"I think we're lead to believe we're a nation of two types: criminals and citizens," Cooke says but, in fact, "if we are divided about anything it's by two conversations – the truth Americans speak on the streets and the conversation between our commercial news and Washington elites." This idea of an "alien" Criminal Class is "blasted across our media – drowning the rest of us out." 

Washington and Big Media fail to focus on the fundamentals: The US is the world's biggest consumer of cocaine (40% of annual consumption). Pot is the country's most profitable crop ($36 billion a year). Since 1981, the federal drug-busting budget has expanded more than 16-fold to $25 billion a year. During that time period, police SWAT drug raids have ballooned from 3,000 to 50,000 a year. America boasts 5 percent of the world's population and 25 percent of the world's jail inmates. Over this time period, the number of prisoners held for drug offenses has increase from ten percent to 25 percent of the prison population – and the majority are Latino and African-American. 

Final bit of contextual information: According to the Centers for Disease Control, the country's deadliest drugs are perfectly legal – alcohol kills around 47,000 Americans every year while cigarettes account for more deaths than all homicides, drug overdoses, car accidents and AIDs combined. The corporate "pushers" not only remain free, they enjoy lavish operating subsidies from Washington. 

Out in the poorest expanses of our country the drug black market offers one of the few accessible paths out of poverty.  

"This is not a war on drugs," Cooke argues, "It is a war on people, waged particularly against minorities and the poor. US drug policy costs the lives of users, dealers, law enforcers and the innocent." And, in the process, it enriches the powerful nexus of corporations and billionaires who profit from the continued expansion of the Prison-Industrial Complex – which feeds on "criminals" with the same ferocity the Military-Industrial Complex consumes "soldiers." 

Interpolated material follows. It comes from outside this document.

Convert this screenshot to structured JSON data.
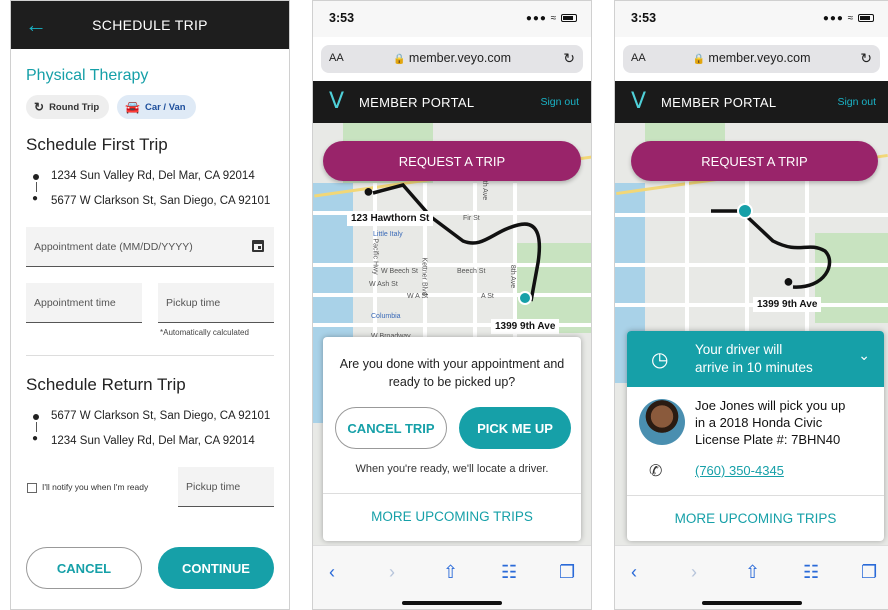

As Cooke puts it: "My intention with this film is to empower the conversation we've been having on the streets. And to embolden viewers to challenge an issue that has long been taboo politically. In the wise words of Dr. Martin Luther King, Jr., 'Either we go up together or we go down together. Let us develop a kind of dangerous unselfishness.' That would be a dream come true."